After periods of heavy rain (like much of the US has had this year) a fungus can develop in the soil of the Southwestern United States that, if its spores are inhaled, causes Coccidioidomycosis, or Valley Fever, as it is generally called (it can sometimes be localized as Arizona or California Fever).
Valley Fever symptoms are more likely to present (and worsen into disseminated coccidioidomycosis) if you have a weakened immune system, are older, are in the late stages if pregnancy or are postpartum, or of Filipino, Black, Native American, Hispanic and Asian descent. Valley Fever symptoms may not present at all, or may be very mild. They include:
- Flu-like symptoms with emphasis on the lungs (Coughing, etc., with worse symptoms including lung nodules and coughing up blood)
- Severe Pneumonia
- And Dissemination, or the spread of the disease throughout the body, which can then cause:
- Skin Ulcers
- Pain in areas like the joints
- Heart Inflammation
- Urinary Tract Problems
- Death (especially if it is untreated or if there is another complication such as pregnancy, Meningitis or HIV)

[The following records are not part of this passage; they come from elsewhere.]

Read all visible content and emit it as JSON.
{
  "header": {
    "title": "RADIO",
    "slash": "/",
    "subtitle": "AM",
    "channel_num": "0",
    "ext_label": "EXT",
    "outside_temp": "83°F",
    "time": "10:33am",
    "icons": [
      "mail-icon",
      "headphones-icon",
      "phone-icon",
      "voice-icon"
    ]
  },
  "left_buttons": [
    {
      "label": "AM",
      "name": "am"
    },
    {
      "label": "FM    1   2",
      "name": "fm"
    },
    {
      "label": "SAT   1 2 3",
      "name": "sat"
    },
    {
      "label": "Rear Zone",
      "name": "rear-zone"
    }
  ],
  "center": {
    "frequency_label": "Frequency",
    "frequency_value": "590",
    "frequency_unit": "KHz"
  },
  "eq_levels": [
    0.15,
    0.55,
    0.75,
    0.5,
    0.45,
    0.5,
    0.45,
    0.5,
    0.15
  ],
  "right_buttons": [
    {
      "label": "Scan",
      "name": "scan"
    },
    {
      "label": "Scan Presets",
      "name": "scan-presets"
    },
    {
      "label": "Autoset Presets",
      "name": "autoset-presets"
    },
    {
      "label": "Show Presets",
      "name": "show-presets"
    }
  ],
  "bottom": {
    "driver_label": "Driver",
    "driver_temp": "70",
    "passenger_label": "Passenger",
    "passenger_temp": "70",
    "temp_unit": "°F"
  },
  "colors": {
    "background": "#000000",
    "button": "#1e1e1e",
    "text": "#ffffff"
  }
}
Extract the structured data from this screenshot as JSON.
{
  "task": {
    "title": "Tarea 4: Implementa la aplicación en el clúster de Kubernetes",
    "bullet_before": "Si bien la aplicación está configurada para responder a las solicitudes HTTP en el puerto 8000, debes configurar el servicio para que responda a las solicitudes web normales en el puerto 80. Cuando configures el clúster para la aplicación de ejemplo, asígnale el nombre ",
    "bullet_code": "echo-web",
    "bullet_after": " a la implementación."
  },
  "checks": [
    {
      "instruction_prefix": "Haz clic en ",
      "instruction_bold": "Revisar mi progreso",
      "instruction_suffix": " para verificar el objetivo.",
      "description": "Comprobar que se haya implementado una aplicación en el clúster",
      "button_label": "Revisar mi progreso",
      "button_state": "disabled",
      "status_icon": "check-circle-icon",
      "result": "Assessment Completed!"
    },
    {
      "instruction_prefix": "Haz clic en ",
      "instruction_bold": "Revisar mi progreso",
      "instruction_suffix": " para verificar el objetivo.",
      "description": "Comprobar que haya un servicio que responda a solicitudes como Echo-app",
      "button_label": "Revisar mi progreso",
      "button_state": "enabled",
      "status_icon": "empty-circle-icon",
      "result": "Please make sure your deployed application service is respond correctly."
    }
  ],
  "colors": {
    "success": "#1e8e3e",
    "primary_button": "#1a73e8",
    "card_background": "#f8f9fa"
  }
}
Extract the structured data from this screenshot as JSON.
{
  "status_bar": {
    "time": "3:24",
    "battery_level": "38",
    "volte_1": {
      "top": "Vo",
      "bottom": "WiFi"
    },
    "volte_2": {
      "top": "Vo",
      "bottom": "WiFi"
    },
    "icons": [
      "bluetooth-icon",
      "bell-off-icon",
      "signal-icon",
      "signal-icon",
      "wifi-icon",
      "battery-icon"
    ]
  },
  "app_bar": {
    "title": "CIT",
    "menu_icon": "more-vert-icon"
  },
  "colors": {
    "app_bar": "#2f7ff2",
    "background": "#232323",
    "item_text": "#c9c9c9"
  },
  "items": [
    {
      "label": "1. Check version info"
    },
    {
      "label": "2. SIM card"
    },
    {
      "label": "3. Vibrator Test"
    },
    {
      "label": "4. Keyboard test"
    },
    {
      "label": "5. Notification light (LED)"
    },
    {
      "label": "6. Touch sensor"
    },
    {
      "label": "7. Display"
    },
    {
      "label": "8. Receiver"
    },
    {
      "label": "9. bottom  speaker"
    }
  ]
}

Although it can be difficult to get a diagnoses of Valley Fever because it is generally uncommon (less than 1% of local populations report symptoms each year) if you have undiagnosed flu-like symptoms, have ruled out more common diseases such as Hep C, and have visited areas with the mold, ask your doctor to test a tissue or fluid sample for the Valley Fever spore. If your symptoms are mild and low risk, your doctor may not prescribe a treatment immediately. Generally, treatment includes an anti-fungal medication and can last until you improve, or if you have severe (disseminated symptoms) may last for the rest of your life.
To be proactive about your health, take steps to strengthen your immune system such as eating an array of fruits and vegetables, exercising, and drinking lots of water. If you have specific health concerns, talk to your doctor. Avoid visiting areas in the south west where the soil is disturbed (construction sites, outdoor events) after rainy season.